- **What needs to be done**:
Below are records to be output exactly, every one of them.

[Extracted records]
========================================
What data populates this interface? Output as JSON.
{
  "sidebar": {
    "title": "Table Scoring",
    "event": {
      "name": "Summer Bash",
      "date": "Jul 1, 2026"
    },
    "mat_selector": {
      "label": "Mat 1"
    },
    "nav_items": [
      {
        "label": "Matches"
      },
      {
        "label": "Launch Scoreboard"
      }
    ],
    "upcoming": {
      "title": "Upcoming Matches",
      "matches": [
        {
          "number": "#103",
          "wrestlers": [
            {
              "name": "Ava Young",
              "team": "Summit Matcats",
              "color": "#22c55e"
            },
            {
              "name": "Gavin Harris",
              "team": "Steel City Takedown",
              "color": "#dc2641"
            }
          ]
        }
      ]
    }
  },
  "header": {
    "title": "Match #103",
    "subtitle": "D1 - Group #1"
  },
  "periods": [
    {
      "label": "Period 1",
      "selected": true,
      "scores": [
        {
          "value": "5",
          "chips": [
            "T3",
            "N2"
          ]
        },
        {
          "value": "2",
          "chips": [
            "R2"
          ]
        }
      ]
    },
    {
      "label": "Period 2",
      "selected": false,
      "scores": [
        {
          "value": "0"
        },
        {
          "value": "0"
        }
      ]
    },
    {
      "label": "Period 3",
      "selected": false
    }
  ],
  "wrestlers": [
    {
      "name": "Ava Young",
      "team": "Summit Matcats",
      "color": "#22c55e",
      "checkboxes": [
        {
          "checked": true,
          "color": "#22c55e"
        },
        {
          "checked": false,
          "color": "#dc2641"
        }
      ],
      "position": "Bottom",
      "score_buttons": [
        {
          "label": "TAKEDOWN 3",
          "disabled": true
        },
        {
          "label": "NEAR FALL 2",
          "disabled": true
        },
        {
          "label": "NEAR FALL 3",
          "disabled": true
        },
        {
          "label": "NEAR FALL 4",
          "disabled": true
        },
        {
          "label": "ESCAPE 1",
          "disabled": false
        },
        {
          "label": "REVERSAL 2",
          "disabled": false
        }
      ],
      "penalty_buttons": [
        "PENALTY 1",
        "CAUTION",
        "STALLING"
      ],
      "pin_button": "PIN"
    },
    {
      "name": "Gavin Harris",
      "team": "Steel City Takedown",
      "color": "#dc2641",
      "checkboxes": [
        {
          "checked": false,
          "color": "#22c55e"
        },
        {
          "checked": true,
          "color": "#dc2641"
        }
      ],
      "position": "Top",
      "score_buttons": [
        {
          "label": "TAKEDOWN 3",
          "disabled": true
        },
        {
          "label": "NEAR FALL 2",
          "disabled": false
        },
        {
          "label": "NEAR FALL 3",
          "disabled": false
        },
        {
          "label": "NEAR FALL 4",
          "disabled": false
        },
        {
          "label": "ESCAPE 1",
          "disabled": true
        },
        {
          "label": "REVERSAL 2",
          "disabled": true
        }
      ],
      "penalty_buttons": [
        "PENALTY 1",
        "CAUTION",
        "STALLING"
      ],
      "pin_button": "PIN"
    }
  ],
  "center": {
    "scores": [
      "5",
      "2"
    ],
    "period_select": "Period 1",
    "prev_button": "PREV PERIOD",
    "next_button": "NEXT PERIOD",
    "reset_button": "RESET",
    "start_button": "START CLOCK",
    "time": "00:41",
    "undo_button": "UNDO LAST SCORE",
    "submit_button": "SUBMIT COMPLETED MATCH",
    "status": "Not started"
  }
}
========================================
- **Written response**:
What data populates this interface? Output as JSON.
{
  "sidebar": {
    "title": "Table Scoring",
    "event": {
      "name": "Summer Bash",
      "date": "Jul 1, 2026"
    },
    "mat_selector": {
      "label": "Mat 1"
    },
    "nav_items": [
      {
        "label": "Matches"
      },
      {
        "label": "Launch Scoreboard"
      }
    ],
    "upcoming": {
      "title": "Upcoming Matches",
      "matches": [
        {
          "number": "#103",
          "wrestlers": [
            {
              "name": "Ava Young",
              "team": "Summit Matcats",
              "color": "#22c55e"
            },
            {
              "name": "Gavin Harris",
              "team": "Steel City Takedown",
              "color": "#dc2641"
            }
          ]
        }
      ]
    }
  },
  "header": {
    "title": "Match #103",
    "subtitle": "D1 - Group #1"
  },
  "periods": [
    {
      "label": "Period 1",
      "selected": true,
      "scores": [
        {
          "value": "5",
          "chips": [
            "T3",
            "N2"
          ]
        },
        {
          "value": "2",
          "chips": [
            "R2"
          ]
        }
      ]
    },
    {
      "label": "Period 2",
      "selected": false,
      "scores": [
        {
          "value": "0"
        },
        {
          "value": "0"
        }
      ]
    },
    {
      "label": "Period 3",
      "selected": false
    }
  ],
  "wrestlers": [
    {
      "name": "Ava Young",
      "team": "Summit Matcats",
      "color": "#22c55e",
      "checkboxes": [
        {
          "checked": true,
          "color": "#22c55e"
        },
        {
          "checked": false,
          "color": "#dc2641"
        }
      ],
      "position": "Bottom",
      "score_buttons": [
        {
          "label": "TAKEDOWN 3",
          "disabled": true
        },
        {
          "label": "NEAR FALL 2",
          "disabled": true
        },
        {
          "label": "NEAR FALL 3",
          "disabled": true
        },
        {
          "label": "NEAR FALL 4",
          "disabled": true
        },
        {
          "label": "ESCAPE 1",
          "disabled": false
        },
        {
          "label": "REVERSAL 2",
          "disabled": false
        }
      ],
      "penalty_buttons": [
        "PENALTY 1",
        "CAUTION",
        "STALLING"
      ],
      "pin_button": "PIN"
    },
    {
      "name": "Gavin Harris",
      "team": "Steel City Takedown",
      "color": "#dc2641",
      "checkboxes": [
        {
          "checked": false,
          "color": "#22c55e"
        },
        {
          "checked": true,
          "color": "#dc2641"
        }
      ],
      "position": "Top",
      "score_buttons": [
        {
          "label": "TAKEDOWN 3",
          "disabled": true
        },
        {
          "label": "NEAR FALL 2",
          "disabled": false
        },
        {
          "label": "NEAR FALL 3",
          "disabled": false
        },
        {
          "label": "NEAR FALL 4",
          "disabled": false
        },
        {
          "label": "ESCAPE 1",
          "disabled": true
        },
        {
          "label": "REVERSAL 2",
          "disabled": true
        }
      ],
      "penalty_buttons": [
        "PENALTY 1",
        "CAUTION",
        "STALLING"
      ],
      "pin_button": "PIN"
    }
  ],
  "center": {
    "scores": [
      "5",
      "2"
    ],
    "period_select": "Period 1",
    "prev_button": "PREV PERIOD",
    "next_button": "NEXT PERIOD",
    "reset_button": "RESET",
    "start_button": "START CLOCK",
    "time": "00:41",
    "undo_button": "UNDO LAST SCORE",
    "submit_button": "SUBMIT COMPLETED MATCH",
    "status": "Not started"
  }
}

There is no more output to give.